It started, literally, with a billion-dollar question. The answer came with a scathing judge's order saying attorneys from several national firms have "disappeared" evidence, misled courts and committed all sort of hijinks, setting the multi-billion-dollar asbestos litigation community aflutter.
At issue is a bankruptcy case involving Sealing Technologies, a gasket manufacturer owned by a parent company in Charlotte, N.C. As part of Garlock's bankruptcy case, a federal judge had to determine how much the company must put into a trust to pay future asbestos-related claims, especially those involving mesothelioma -- yes, the same disease you hear on all those ads and the most expensive search word on Google.
What the judge decided was that plaintiff's lawyers had abused the system, and that instead of the $1.3 billion that victims representatives wanted set aside for mesothelioma liability, he was going to order that only $125 million be reserved. An appeal is assumed, but of course the impact was immediate.
"Judge throws manufacturers a lifeline with asbestos ruling," was a Reuters headline over a Feb. 12 story that began, "A judge who found what he called a 'startling pattern' of abuse by plaintiffs' lawyers may have shifted the landscape of asbestos litigation with a ruling in favor of manufacturers."
A National Public Radio report cited the judge's findings that:
... in Texas, one plaintiff said his only exposure to asbestos was from Garlock -- after his lawyers filed a claim with another company. In California, a plaintiff's lawyers misled a jury to make Garlock look worse. And in Philadelphia, lawyers made evidence of their client's exposure to 20 different asbestos products disappear. Those are just a few of the old cases that federal bankruptcy judge George Hodges gave Garlock's lawyers permission to re-examine back in late 2012.
Maybe a nice little statement about perjury across state lines here, giving new meaning to concept of judicial review?
Of course, plaintiff attorneys do not agree with this assertion. They point out that something like 60 other similar bankruptcies did not allow for the type of discovery that the judge ordered in Garlock. They also note that the judge is new to asbestos cases and might not understand the different rules for trust funds as opposed to courts. They say the case is an "outlier."
It may be an outlier, but it's already a big deal, and NPR added some context by citing reports from the U.S. Government Accountability Office saying companies have set aside more than $30 billion for mesothelioma victims since the 1980s and that asbestos lawsuits have played a role in about 100 companies going bankrupt.

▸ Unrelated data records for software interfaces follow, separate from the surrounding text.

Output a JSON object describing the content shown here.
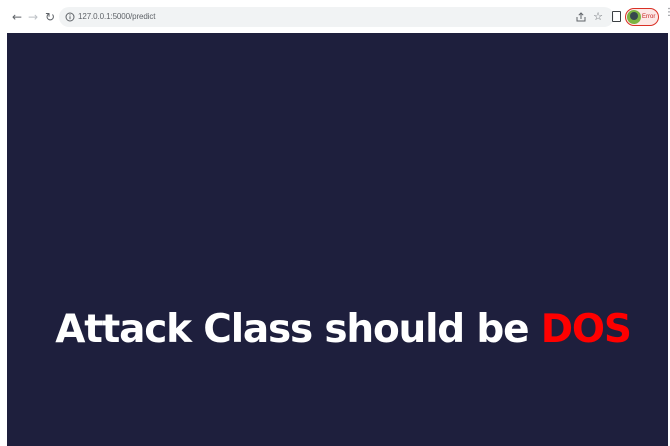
{
  "browser": {
    "url": "127.0.0.1:5000/predict",
    "profile_status": "Error",
    "icons": {
      "back": "arrow-left-icon",
      "forward": "arrow-right-icon",
      "reload": "reload-icon",
      "site_info": "info-icon",
      "share": "share-icon",
      "bookmark": "star-icon",
      "side_panel": "side-panel-icon",
      "menu": "more-vert-icon"
    }
  },
  "page": {
    "background_color": "#1e1f3d",
    "result_prefix": "Attack Class should be ",
    "result_value": "DOS",
    "result_value_color": "#ff0000"
  }
}
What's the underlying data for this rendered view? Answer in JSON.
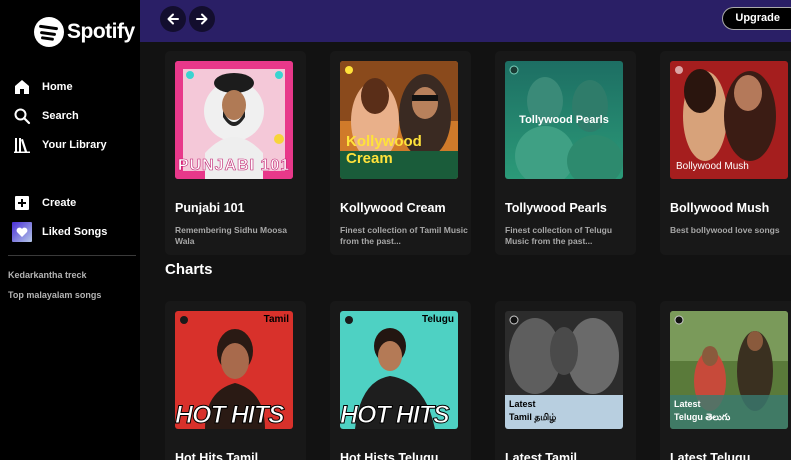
{
  "brand": {
    "name": "Spotify"
  },
  "sidebar": {
    "nav": [
      {
        "label": "Home",
        "icon": "home-icon"
      },
      {
        "label": "Search",
        "icon": "search-icon"
      },
      {
        "label": "Your Library",
        "icon": "library-icon"
      }
    ],
    "actions": [
      {
        "label": "Create",
        "icon": "plus-square-icon"
      },
      {
        "label": "Liked Songs",
        "icon": "heart-icon"
      }
    ],
    "playlists": [
      "Kedarkantha treck",
      "Top malayalam songs"
    ]
  },
  "topbar": {
    "back_icon": "arrow-left-icon",
    "forward_icon": "arrow-right-icon",
    "upgrade_label": "Upgrade"
  },
  "main": {
    "featured_cards": [
      {
        "title": "Punjabi 101",
        "description": "Remembering Sidhu Moosa Wala",
        "cover_text": "PUNJABI 101"
      },
      {
        "title": "Kollywood Cream",
        "description": "Finest collection of Tamil Music from the past...",
        "cover_text": "Kollywood Cream"
      },
      {
        "title": "Tollywood Pearls",
        "description": "Finest collection of Telugu Music from the past...",
        "cover_text": "Tollywood Pearls"
      },
      {
        "title": "Bollywood Mush",
        "description": "Best bollywood love songs",
        "cover_text": "Bollywood Mush"
      }
    ],
    "charts_title": "Charts",
    "chart_cards": [
      {
        "title": "Hot Hits Tamil",
        "cover_tag": "Tamil",
        "cover_text": "HOT HITS"
      },
      {
        "title": "Hot Hists Telugu",
        "cover_tag": "Telugu",
        "cover_text": "HOT HITS"
      },
      {
        "title": "Latest Tamil",
        "cover_line1": "Latest",
        "cover_line2": "Tamil தமிழ்"
      },
      {
        "title": "Latest Telugu",
        "cover_line1": "Latest",
        "cover_line2": "Telugu తెలుగు"
      }
    ]
  },
  "colors": {
    "topbar": "#2a1f66",
    "sidebar": "#000000",
    "background": "#121212",
    "card": "#181818"
  }
}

I know in my hometown of Los Angeles, our already crowded court dockets can be awash in asbestos cases.
But what's missing in the sports-like reporting so far is any look at what this all means for actual mesothelioma victims who turn to those trusts.
If the implications of Garlock hold up, and of course we'll see on the appeal, it means that trusted attorneys have been leading clients to tell one story for one trust and another story for another trust and maybe a third story for an actual jury -- and on and on. Much of this is under oath, so the implication is an almost assembly line approach to perjury.
Most of those trusts are paying only pennies on the dollar of actual liability. So a person honestly identifying the company causing harm gets minimal payment, while others might go trust-to-trust with claims. Who is looking out for the victims who played by the rules? What are the impacts on our over-crowded civil courts that have been hearing cases that would have been dismissed with proper evidence?
The NPR report got it right when it said "no one argues that people suffering from mesothelioma shouldn't get compensated. Instead, it's a matter of the right companies paying the right amounts."
My sources in the civil litigation world would assure me that asbestos cases are known for passionate victim's advocates who sometimes get caught up with "winning at any cost," especially when facing large corporate defense firms. Still, with Garlock, the judge found problems with all 15 cases where discovery was allowed, which discounts or minimizes the weight of the "mistakes were made" argument.
Those insiders also "hint" that we might soon see congressional hearings and speculate that law enforcement might even be interested in Garlock; I only hope that increased attention brings increased awareness that real victims deserve zealous advocates, but they don't need to become perjury pawns for those who would game the system.